[Data]:
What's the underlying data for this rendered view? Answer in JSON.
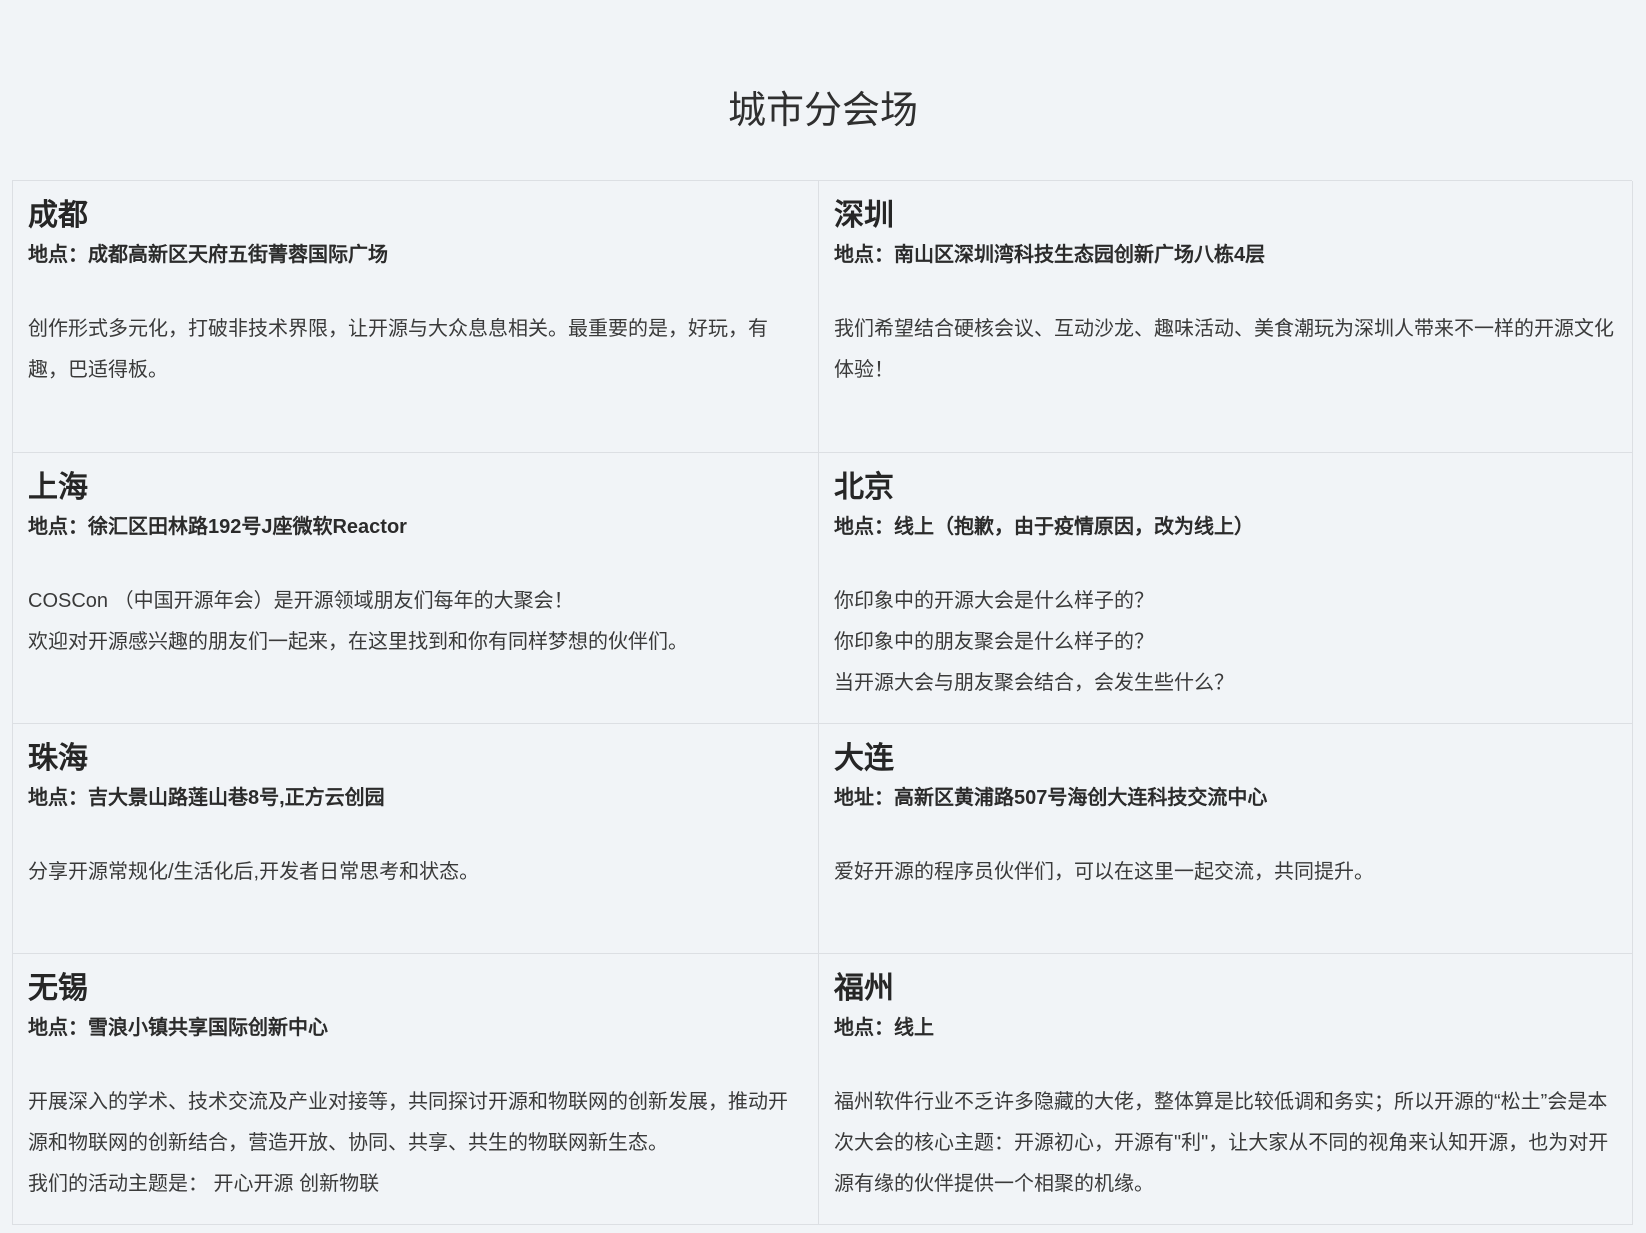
{
  "section": {
    "title": "城市分会场"
  },
  "cards": [
    {
      "city": "成都",
      "location": "地点：成都高新区天府五街菁蓉国际广场",
      "description": [
        "创作形式多元化，打破非技术界限，让开源与大众息息相关。最重要的是，好玩，有趣，巴适得板。"
      ]
    },
    {
      "city": "深圳",
      "location": "地点：南山区深圳湾科技生态园创新广场八栋4层",
      "description": [
        "我们希望结合硬核会议、互动沙龙、趣味活动、美食潮玩为深圳人带来不一样的开源文化体验！"
      ]
    },
    {
      "city": "上海",
      "location": "地点：徐汇区田林路192号J座微软Reactor",
      "description": [
        "COSCon （中国开源年会）是开源领域朋友们每年的大聚会！",
        "欢迎对开源感兴趣的朋友们一起来，在这里找到和你有同样梦想的伙伴们。"
      ]
    },
    {
      "city": "北京",
      "location": "地点：线上（抱歉，由于疫情原因，改为线上）",
      "description": [
        "你印象中的开源大会是什么样子的？",
        "你印象中的朋友聚会是什么样子的？",
        "当开源大会与朋友聚会结合，会发生些什么？"
      ]
    },
    {
      "city": "珠海",
      "location": "地点：吉大景山路莲山巷8号,正方云创园",
      "description": [
        "分享开源常规化/生活化后,开发者日常思考和状态。"
      ]
    },
    {
      "city": "大连",
      "location": "地址：高新区黄浦路507号海创大连科技交流中心",
      "description": [
        "爱好开源的程序员伙伴们，可以在这里一起交流，共同提升。"
      ]
    },
    {
      "city": "无锡",
      "location": "地点：雪浪小镇共享国际创新中心",
      "description": [
        "开展深入的学术、技术交流及产业对接等，共同探讨开源和物联网的创新发展，推动开源和物联网的创新结合，营造开放、协同、共享、共生的物联网新生态。",
        "我们的活动主题是：  开心开源   创新物联"
      ]
    },
    {
      "city": "福州",
      "location": "地点：线上",
      "description": [
        "福州软件行业不乏许多隐藏的大佬，整体算是比较低调和务实；所以开源的“松土”会是本次大会的核心主题：开源初心，开源有\"利\"，让大家从不同的视角来认知开源，也为对开源有缘的伙伴提供一个相聚的机缘。"
      ]
    }
  ]
}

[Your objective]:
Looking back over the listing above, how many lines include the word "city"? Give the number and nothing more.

[Solved problem]:
8